Predicted rain could hamper rescuers
Updated: 2012-09-11 03:28
By GUO ANFEI and Xu wei in Yiliang, Yunnan, and WANG XIAODONG in Beijing (Chiina Daily)
Heavy rain forecast for a mountainous earthquake-hit area in Southwest China could trigger other disasters and hamper rescue efforts, an expert warned.
"The rain may cause landslides and mudslides in an area already made vulnerable by two earthquakes and continual aftershocks," said Zhang Jianguo, director of Yunnan Earthquake Administration's Institute for Disaster Prevention.
"This could pose a danger to the survivors and add obstacles to rescuers."
According to Yunnan's Meteorological Bureau, heavy rain will hit Yiliang county, the area hit hardest by Friday's earthquakes, on Tuesday and Wednesday, with temperatures dropping by more than 10 C.
The bureau said on its website that it sent a senior weather forecaster and three other experts to Yiliang on Monday to monitor the weather and provide other assistance.
Li Lianju, deputy director of the Yunnan Land and Resources Department, said the bureau has sent 30 experts to villages that are at risk of geological disasters to monitor and issue alarms.
The two earthquakes, with magnitudes of 5.7 and 5.6, caused 81 deaths and injured more than 800 people, affecting a total of 744,000 people in the province.
The central government has set aside 1.05 billion yuan ($160 million) for disaster relief, and more than 7,000 rescuers, including soldiers, police officers, doctors and officials, are working round-the-clock on relief efforts.
About 192,000 people affected by the earthquake have been resettled, according to the civil affairs department of Yunnan.
Several factors are behind the heavy earthquake casualties, Zhang said.
"The area features a complex landscape and high population density," he said. "The earthquakes happened within an hour of each other, and both hit the same place, causing more damage."
Continual aftershocks have also aggravated the situation.
"By 4 pm on Monday, we had detected 354 aftershocks," he said. "The area between Yunnan and Sichuan provinces is prone to earthquakes."
Even very mild aftershocks can damage the area, which is intersected by steep mountains, Zhang said.
Rocks and sand continued to fall from the mountains and roll onto the roads leading to Luozehe township, the hardest-hit area, on Monday, three days after the first quake struck.
"To make matters worse, it is very hard to find places safe enough to resettle people in this mountainous area," Zhang said. "Most people are now settled in tents near the foot of mountains, which would be vulnerable in a landslide.
"I suggest the affected people try to contact relatives in urban areas and stay there for a while. It is safer there."
Relief supplies, including more than 21,000 tents and 30,000 cotton quilts, have been delivered to the quake-hit area by the Ministry of Civil Affairs and the civil affairs department of Yunnan, the ministry said.

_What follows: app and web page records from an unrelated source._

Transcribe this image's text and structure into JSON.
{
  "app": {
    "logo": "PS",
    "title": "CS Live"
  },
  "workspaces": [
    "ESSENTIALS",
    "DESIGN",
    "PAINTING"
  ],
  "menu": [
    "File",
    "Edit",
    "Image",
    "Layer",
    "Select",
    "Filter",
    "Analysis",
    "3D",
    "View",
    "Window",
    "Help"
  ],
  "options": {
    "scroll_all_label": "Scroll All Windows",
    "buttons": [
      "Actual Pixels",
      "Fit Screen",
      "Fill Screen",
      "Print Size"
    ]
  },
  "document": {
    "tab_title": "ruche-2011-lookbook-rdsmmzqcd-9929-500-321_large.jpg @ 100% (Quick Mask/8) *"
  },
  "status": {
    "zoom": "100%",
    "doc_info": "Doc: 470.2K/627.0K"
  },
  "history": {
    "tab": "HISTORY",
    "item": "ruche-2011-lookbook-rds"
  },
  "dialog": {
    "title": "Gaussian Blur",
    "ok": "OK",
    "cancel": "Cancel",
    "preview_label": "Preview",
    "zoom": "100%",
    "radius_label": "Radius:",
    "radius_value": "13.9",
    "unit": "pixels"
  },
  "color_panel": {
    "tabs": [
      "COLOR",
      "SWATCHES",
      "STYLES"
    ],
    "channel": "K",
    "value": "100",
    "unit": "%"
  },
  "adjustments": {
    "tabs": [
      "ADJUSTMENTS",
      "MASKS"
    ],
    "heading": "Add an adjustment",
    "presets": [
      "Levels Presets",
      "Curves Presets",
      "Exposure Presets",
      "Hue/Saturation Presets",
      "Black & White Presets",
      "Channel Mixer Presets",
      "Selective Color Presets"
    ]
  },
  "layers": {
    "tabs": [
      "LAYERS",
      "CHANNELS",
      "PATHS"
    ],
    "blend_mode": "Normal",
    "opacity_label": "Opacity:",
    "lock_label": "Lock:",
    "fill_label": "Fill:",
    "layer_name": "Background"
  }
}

By Monday, Yunnan had received more than 108.81 million yuan in public donations, according to the provincial authority.
"I have been relying on instant noodles as my only food since Friday," said Yuan Guangmei, who escaped when an earthquake hit Xianji village. "Luckily, the rescuers said that as of (Monday), we can have packed meals. There was rice, pork and beans in my lunchbox, which is much better than instant noodles."
Yuan said he feels safe now, but he is still worried about where he will live in the future.
"My house is destroyed. I hope the government can help me build a new one," he said.
Yang Yiliang, another villager from Luozehe, said he grabbed only a few belongings and a quilt when he escaped from his house, and many of his possessions, including several pigs he kept, are lost. Now he is in a resettlement area, but he said he is satisfied with the conditions there.
"I heard there may be rain (on Tuesday), and the temperature will drop," he said. "But I am not worried. The government has taken care of us well after the disaster struck."